Traditional freight brokers aren't overly concerned about the competitive impact of ride-hailing pioneer Uber Technologies LLC's penetration into the brokerage segment, although they acknowledge the presence of Uber's low-cost model should be a wake-up call to the brokerage community to operate more efficiently.
Those attending a panel session yesterday on technology trends at The Transportation Intermediaries Association's (TIA) annual meeting in Las Vegas were polled on Uber's relevance to the industry. The consensus was that Uber presented no near-term impact on brokers, and that the company will move the needle only when autonomous trucks become mainstream—a process that could take years, depending on the pace of technology improvement and regulatory approvals.
Uber last year acquired self-driving trucking company Otto for $680 million, and speculation has it that Uber's brokerage unit will bid on loads at very low, almost loss-leader prices for the purpose of building market share, then divert the transport of those loads to Otto. A source close to San Francisco-based Uber said the company is not dampening such speculation.
Of all the comments made about Uber during the TIA panel session, perhaps the most telling was that it's "just another broker."
A trucking operations executive at the conference, who asked not to be identified, agreed with the prevailing wisdom. "Uber is way behind. They are not a player, although people here are spending a lot of time talking about them," the executive said.
The biggest threat, according to the executive, is Seattle-based e-tailer Amazon.com Inc., which has designs on the brokerage space through a start-up called Convoy, a Seattle-based company that Amazon Chairman and CEO Jeff Bezos raised capital for. Amazon reportedly plans to launch a freight-matching app in mid-2017 as the first step in its brokerage strategy.
Amazon's threat to brokers stems from the relationships it has built with thousands of customers through its fulfillment services. Amazon can leverage current and future revenue streams the likes of which Uber can only dream of, according to the executive.

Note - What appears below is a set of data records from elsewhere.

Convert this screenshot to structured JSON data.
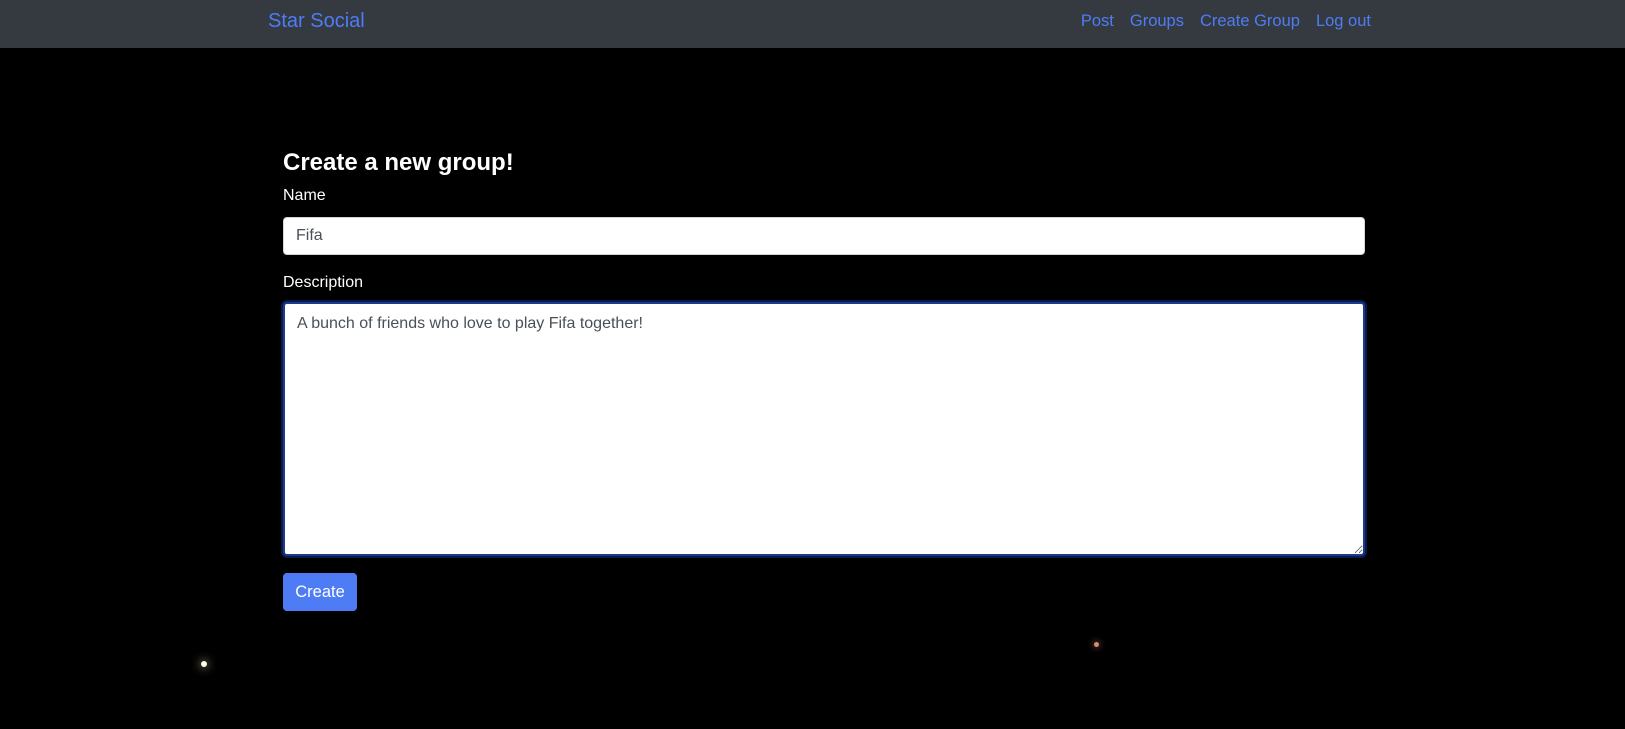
{
  "navbar": {
    "brand": "Star Social",
    "links": [
      {
        "label": "Post"
      },
      {
        "label": "Groups"
      },
      {
        "label": "Create Group"
      },
      {
        "label": "Log out"
      }
    ]
  },
  "form": {
    "title": "Create a new group!",
    "name_label": "Name",
    "name_value": "Fifa",
    "description_label": "Description",
    "description_value": "A bunch of friends who love to play Fifa together!",
    "submit_label": "Create"
  },
  "colors": {
    "navbar_bg": "#343a40",
    "page_bg": "#000000",
    "link": "#4e7cf5",
    "button": "#4e7cf5",
    "focus_border": "#1c3a8a"
  }
}
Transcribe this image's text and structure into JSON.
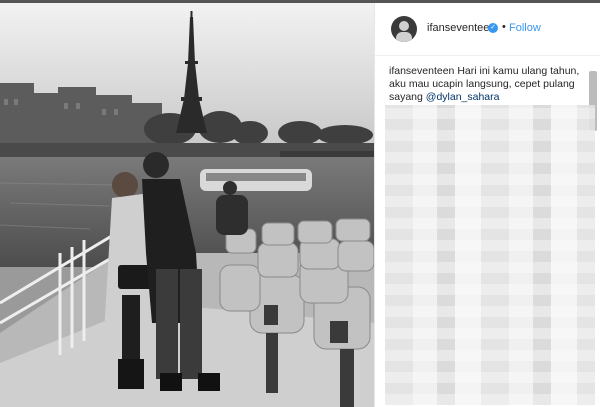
{
  "post": {
    "username": "ifanseventeen",
    "verified_icon": "verified-badge-icon",
    "separator": "•",
    "follow_label": "Follow",
    "caption_user": "ifanseventeen",
    "caption_text": "Hari ini kamu ulang tahun, aku mau ucapin langsung, cepet pulang sayang",
    "mention": "@dylan_sahara"
  },
  "colors": {
    "accent": "#3897f0",
    "mention": "#003569",
    "text": "#262626"
  }
}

Still, brokers need to be concerned about Uber's sheer size, its aggressive culture, and its willing to underprice traditional brokers, broker executives said during the panel session. "Uber's coming, and they're going to get market share," said Tom Heine, CEO of Aljex Sofware Inc., a Transportation Management Systems (TMS) provider based in Somerville, N.J. "They are going to change expectations in the marketplace."
Heine's advice to traditional brokers is to "automate as much as you can" to improve operational efficiencies.
Jonathan Drouin, founder and COO of HaulFox LLC, a Dallas-based broker, added that, for brokers, Uber's expansion will mean that operations that would be supported by, say, 100 employees would need to be equally efficient with about 30. The key is figuring out "how to get to that point," he said.